Trivia: The Lone Ranger

  • Acting for Two: John Todd, who voiced Tonto in the radio series, was an accomplished Shakespearean actor. He was often drafted to play several roles (usually the bad guys) in any given episode.
  • Actor Allusion:
  • Actor Existence Limbo/The Other Darrin: After the death of Earle Graser in a car accident, the writers of the radio serial had to quickly do revisions to the show's storyline in order to avert The Character Died with Him (some newspapers treated Graser as inseparable from the Lone Ranger, so much so that their headlines implied it was the death of the character) and provide a smooth transition to his new actor, Brace Beemer. This necessitated the Ranger becoming incapacitated and unable to speak for a few weeks. (Graser's "Hi Yo, Silver' continued to be heard long after his death, however, and this extended into television and movies as well.)
    • Beemer's voice was deeper and richer than Graser's, suggesting that the Ranger had got his Heroic Second Wind.
    • Additionally, Clayton Moore was temporarily replaced on the TV Series by John Hart due to a dispute over either salary or creative differences.
  • Billing Displacement: Both the trailer and the poster show Johnny Depp's name first before Armie Hammer's. Beyond that, the masked face in the poster above is Johnny Depp's too.
  • Box Office Bomb: With a production budget of $225 million ($400 million including marketing), the film needed to earn over $800 million worldwide to break even. Instead, Ranger got blown out by Despicable Me 2, the former earning only $48.9 million in its first five days (compared to about $143 million for Despicable), ultimately pulling in around $260 million.
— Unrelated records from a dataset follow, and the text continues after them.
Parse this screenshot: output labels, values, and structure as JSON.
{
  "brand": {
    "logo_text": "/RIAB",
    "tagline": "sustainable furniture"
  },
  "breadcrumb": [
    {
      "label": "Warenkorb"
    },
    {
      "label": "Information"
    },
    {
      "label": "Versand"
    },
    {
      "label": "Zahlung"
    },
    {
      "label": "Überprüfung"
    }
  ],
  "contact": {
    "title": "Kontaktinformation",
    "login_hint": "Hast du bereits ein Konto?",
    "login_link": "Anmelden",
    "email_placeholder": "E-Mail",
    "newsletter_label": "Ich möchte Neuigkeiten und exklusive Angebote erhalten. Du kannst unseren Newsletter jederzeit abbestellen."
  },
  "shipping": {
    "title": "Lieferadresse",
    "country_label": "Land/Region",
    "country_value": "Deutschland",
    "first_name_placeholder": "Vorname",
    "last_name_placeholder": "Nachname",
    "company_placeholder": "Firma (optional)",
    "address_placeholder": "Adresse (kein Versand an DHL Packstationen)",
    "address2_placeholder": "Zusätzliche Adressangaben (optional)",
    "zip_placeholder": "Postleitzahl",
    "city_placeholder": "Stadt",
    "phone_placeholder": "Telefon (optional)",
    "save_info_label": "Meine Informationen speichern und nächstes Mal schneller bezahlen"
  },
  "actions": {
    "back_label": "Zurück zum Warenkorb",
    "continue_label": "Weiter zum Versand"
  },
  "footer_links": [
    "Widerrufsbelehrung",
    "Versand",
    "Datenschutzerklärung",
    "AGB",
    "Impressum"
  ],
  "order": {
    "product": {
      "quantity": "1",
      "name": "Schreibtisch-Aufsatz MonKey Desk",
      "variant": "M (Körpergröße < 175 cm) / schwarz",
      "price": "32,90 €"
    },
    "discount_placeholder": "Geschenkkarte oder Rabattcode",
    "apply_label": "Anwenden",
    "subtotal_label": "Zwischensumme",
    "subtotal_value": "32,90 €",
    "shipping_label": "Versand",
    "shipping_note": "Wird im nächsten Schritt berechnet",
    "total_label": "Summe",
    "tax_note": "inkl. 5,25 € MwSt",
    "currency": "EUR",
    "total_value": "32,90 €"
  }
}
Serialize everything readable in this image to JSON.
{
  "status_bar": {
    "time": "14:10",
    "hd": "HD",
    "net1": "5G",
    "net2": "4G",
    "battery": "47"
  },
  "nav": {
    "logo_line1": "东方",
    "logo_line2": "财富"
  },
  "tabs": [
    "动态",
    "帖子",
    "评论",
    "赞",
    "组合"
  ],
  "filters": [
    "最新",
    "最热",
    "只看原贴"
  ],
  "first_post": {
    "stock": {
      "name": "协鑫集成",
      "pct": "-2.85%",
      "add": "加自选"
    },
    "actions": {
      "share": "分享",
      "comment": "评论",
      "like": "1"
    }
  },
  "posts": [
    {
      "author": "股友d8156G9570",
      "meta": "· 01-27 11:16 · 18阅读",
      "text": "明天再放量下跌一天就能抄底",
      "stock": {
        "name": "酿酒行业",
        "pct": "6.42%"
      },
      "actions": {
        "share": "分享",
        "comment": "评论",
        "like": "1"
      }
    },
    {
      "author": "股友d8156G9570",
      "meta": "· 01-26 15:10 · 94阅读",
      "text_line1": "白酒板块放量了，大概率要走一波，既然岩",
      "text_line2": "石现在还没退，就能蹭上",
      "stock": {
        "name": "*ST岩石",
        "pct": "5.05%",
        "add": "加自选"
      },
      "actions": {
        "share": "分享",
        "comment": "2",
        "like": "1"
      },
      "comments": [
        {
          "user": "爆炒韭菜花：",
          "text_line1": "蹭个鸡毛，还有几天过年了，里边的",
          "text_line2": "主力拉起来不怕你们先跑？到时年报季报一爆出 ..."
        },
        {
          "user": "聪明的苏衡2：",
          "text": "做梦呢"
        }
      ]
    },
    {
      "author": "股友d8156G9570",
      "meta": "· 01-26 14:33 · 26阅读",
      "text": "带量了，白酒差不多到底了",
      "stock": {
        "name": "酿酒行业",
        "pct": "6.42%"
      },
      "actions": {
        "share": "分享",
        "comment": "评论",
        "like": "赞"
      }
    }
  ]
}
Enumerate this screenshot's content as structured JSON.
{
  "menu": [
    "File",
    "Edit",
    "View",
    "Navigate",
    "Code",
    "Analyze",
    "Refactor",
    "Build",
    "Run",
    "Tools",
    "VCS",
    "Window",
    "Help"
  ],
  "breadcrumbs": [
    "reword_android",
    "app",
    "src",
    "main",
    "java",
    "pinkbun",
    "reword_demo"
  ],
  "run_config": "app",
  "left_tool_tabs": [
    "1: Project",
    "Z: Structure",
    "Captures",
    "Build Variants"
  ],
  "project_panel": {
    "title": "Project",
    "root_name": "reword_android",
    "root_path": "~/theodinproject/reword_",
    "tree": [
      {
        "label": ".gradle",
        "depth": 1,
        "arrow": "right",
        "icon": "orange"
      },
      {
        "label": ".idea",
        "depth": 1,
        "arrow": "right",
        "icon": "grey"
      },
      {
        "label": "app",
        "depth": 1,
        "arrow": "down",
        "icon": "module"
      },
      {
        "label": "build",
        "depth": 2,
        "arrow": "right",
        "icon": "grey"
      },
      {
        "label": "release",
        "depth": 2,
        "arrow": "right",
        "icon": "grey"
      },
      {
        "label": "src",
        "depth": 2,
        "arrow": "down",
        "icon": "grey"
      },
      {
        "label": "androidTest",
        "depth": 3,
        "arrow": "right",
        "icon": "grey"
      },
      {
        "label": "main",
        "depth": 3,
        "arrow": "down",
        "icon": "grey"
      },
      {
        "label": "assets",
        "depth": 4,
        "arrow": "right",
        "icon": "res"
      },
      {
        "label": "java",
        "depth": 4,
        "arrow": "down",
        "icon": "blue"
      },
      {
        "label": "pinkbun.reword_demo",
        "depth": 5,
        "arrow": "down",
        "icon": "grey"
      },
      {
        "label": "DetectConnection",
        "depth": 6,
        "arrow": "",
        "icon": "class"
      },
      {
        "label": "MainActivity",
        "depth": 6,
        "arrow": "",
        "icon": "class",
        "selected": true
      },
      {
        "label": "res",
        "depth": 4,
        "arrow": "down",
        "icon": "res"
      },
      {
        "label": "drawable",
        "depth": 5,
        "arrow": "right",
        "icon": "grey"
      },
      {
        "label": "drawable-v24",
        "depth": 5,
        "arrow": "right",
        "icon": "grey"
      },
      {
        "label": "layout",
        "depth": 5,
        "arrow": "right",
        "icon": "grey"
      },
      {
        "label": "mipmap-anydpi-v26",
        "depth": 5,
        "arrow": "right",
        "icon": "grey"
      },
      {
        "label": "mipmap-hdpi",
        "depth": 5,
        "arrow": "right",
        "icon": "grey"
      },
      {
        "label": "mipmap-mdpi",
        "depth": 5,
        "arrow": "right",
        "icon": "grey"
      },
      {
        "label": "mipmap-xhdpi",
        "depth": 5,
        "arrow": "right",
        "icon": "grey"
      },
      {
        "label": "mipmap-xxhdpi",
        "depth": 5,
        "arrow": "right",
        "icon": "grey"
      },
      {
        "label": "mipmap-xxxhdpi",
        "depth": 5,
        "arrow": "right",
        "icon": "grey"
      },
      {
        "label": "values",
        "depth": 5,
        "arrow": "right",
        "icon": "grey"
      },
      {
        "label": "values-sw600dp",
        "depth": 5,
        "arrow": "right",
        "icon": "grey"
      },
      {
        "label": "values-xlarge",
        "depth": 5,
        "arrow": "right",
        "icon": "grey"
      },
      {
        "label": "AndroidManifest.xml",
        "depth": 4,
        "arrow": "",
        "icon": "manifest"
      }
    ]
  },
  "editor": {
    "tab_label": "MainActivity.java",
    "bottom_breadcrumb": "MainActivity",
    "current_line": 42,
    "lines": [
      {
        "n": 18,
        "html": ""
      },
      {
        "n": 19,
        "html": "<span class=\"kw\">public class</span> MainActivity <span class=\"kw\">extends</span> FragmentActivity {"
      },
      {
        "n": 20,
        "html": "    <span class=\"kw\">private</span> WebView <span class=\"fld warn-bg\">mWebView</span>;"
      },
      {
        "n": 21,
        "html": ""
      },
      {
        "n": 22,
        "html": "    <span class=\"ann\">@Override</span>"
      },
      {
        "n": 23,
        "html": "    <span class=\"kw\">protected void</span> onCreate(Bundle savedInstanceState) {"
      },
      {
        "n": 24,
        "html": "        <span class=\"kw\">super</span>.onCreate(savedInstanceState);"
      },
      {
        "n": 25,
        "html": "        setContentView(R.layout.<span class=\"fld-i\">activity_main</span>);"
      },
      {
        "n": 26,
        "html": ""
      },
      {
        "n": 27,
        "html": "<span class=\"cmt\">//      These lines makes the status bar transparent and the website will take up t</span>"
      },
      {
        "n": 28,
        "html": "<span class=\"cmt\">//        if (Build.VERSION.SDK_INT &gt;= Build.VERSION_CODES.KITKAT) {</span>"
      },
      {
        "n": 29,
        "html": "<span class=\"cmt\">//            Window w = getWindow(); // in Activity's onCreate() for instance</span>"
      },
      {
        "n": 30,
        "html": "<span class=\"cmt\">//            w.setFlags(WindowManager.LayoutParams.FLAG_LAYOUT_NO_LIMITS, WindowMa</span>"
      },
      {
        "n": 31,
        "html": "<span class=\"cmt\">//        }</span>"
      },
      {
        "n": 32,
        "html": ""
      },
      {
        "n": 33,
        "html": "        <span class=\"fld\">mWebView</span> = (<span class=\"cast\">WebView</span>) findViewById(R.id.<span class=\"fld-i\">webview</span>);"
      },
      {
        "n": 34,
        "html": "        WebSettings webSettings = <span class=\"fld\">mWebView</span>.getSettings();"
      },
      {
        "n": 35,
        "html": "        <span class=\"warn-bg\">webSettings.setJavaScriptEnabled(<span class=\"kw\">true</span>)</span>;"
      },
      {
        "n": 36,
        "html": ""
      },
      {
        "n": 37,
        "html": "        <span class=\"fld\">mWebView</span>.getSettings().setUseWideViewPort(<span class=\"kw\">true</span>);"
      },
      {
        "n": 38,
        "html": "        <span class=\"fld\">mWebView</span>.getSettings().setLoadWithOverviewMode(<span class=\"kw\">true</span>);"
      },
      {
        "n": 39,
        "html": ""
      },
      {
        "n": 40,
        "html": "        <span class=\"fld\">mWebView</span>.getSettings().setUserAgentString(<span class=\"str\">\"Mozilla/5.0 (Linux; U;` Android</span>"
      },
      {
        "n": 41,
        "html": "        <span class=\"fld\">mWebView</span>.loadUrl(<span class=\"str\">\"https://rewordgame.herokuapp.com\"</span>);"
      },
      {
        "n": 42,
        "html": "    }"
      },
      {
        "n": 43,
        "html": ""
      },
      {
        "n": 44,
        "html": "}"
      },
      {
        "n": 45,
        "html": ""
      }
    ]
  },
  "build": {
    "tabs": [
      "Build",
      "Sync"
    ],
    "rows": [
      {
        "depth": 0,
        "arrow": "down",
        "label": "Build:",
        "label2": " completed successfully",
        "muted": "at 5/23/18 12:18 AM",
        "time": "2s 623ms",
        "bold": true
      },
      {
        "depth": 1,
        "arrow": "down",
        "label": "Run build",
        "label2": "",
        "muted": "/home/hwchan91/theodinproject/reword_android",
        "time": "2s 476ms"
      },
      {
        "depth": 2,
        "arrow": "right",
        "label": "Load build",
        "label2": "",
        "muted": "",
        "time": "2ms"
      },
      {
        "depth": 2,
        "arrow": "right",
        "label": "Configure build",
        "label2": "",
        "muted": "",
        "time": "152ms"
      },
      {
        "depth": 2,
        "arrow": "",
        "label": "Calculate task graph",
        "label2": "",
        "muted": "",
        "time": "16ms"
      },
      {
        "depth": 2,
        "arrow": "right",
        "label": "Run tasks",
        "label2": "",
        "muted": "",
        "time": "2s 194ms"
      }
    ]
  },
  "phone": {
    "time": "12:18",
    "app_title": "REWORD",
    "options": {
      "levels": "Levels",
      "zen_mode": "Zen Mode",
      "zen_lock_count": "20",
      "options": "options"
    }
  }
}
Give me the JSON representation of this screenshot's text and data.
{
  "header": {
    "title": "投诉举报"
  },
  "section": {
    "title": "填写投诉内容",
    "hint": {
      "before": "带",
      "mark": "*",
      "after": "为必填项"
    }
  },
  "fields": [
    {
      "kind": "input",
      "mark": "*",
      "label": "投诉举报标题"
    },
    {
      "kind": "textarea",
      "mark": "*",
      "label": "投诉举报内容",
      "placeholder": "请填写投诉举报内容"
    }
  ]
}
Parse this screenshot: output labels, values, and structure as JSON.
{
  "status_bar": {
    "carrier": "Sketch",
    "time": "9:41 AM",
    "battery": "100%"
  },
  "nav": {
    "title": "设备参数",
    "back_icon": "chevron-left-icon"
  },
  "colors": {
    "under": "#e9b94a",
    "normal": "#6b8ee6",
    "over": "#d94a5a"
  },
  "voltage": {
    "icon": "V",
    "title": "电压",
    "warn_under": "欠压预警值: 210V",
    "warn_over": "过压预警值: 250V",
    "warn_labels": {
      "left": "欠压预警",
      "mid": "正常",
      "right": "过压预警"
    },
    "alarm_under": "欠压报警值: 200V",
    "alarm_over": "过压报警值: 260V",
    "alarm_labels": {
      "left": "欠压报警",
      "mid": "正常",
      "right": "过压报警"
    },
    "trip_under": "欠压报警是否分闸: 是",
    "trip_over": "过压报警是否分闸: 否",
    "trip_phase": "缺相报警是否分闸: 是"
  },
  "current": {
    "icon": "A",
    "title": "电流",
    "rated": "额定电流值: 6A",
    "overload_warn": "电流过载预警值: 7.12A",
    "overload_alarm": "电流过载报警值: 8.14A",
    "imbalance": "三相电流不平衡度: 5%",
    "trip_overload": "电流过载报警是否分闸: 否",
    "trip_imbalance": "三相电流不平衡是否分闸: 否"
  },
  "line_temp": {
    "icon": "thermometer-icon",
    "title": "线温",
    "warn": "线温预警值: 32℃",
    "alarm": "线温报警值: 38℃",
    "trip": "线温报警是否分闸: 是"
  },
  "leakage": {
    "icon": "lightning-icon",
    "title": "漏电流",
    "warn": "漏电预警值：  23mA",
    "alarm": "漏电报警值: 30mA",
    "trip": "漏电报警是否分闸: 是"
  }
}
This movie has not only surpassed John Carter as Disney's most humiliating flop, it is in the top ten (adjusted for inflation) biggest box office bombs in movie history.
  • Creator Killer: Subverted; the film's failure had almost nothing to do with Disney's exclusive big-screen partnership with producer Jerry Bruckheimer being allowed to expire (which was more a result of creative differences, and Bruckheimer's still going to be making movies with Disney from time to time), but given the timing, you've gotta wonder.
  • Dear Negative Reader: Johnny Depp, Armie Hammer and Jerry Bruckheimer responded to the negative reviews by saying that critics "conspired" to take down the movie. This lead to critic Alonso Duralde's quote you can see on the top of Critic-Proof.
  • Executive Meddling: Disney delayed production on their movie after the underperformance of Cowboys and Aliens.
    • When Jack Wrather bought the rights to the property in 1978, he sued Clayton Moore to stop him from appearing in public as the character, hoping to establish a new actor in the role for an upcoming movie. It ended up being an enormous PR disaster resulting in a successful countersuit and the film itself becoming a Franchise Killer. Indeed, if there was a Razzie award for "Worst Publicity", The Legend of the Lone Ranger would've been the first recipient, by a unanimous vote.
  • Franchise Killer: Pretty much did for the Lone Ranger franchise what Batman & Robin did for the Batman series. Needless to say, don't expect this series to pop up again anytime soon.
  • Hey, It's That Guy!: Johnny Depp plays Tonto, of course.
  • Hey, It's That Voice!: In the Japanese dub:
  • Saved from Development Hell: It appeared at one point in time that the film would never be made due to its budget coming in at well over $200 million, in part due to the poor performance of Cowboys and Aliens.
  • Star-Derailing Role: Many people noted how after the release, critics began crapping on Johnny Depp's recent career choices. Combined with Transcendence and Mortdecai and many point to this as the tide turning against him.
    • To a lesser extent, the film threatens to derail Armie Hammer's career, pending how well The Man from U.N.C.L.E. does.
  • What Could Have Been: One of the many actors who auditioned to replace Earle Graser was future 60 Minutes correspondent Mike Wallace.
    • Reportedly the original script for the 2013 film had more of a full blown fantasy feel to it, with Cavendish being an actual Wendigo.